▸ **What to produce**:
For the word "naver", state how many lines of the data include it. Respond with the number only.

Website and app data records

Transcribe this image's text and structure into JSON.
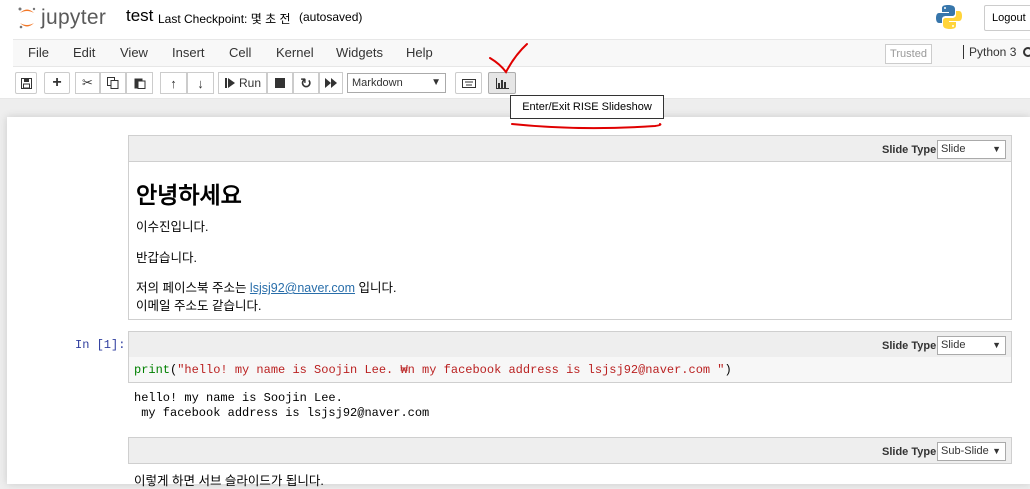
{
  "header": {
    "logo_text": "jupyter",
    "notebook_name": "test",
    "checkpoint": "Last Checkpoint: 몇 초 전",
    "autosave": "(autosaved)",
    "logout_label": "Logout"
  },
  "menubar": {
    "items": [
      "File",
      "Edit",
      "View",
      "Insert",
      "Cell",
      "Kernel",
      "Widgets",
      "Help"
    ],
    "trusted_label": "Trusted",
    "kernel_name": "Python 3"
  },
  "toolbar": {
    "run_label": "Run",
    "cell_type": "Markdown",
    "tooltip": "Enter/Exit RISE Slideshow"
  },
  "cells": {
    "c1": {
      "slide_label": "Slide Type",
      "slide_type": "Slide",
      "heading": "안녕하세요",
      "p1": "이수진입니다.",
      "p2": "반갑습니다.",
      "p3_pre": "저의 페이스북 주소는 ",
      "p3_link": "lsjsj92@naver.com",
      "p3_post": " 입니다.",
      "p4": "이메일 주소도 같습니다."
    },
    "c2": {
      "prompt": "In [1]:",
      "slide_label": "Slide Type",
      "slide_type": "Slide",
      "code_fn": "print",
      "code_open": "(",
      "code_str": "\"hello! my name is Soojin Lee. ₩n my facebook address is lsjsj92@naver.com \"",
      "code_close": ")",
      "out1": "hello! my name is Soojin Lee.",
      "out2": " my facebook address is lsjsj92@naver.com"
    },
    "c3": {
      "slide_label": "Slide Type",
      "slide_type": "Sub-Slide",
      "text": "이렇게 하면 서브 슬라이드가 됩니다."
    }
  },
  "icons": [
    "save-icon",
    "plus-icon",
    "cut-icon",
    "copy-icon",
    "paste-icon",
    "arrow-up-icon",
    "arrow-down-icon",
    "step-forward-icon",
    "stop-icon",
    "restart-icon",
    "fast-forward-icon",
    "keyboard-icon",
    "bar-chart-icon",
    "python-logo"
  ],
  "colors": {
    "annotation": "#e00000",
    "link": "#296eaa",
    "prompt": "#303f9f"
  }
}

▸ **Expected answer**:
3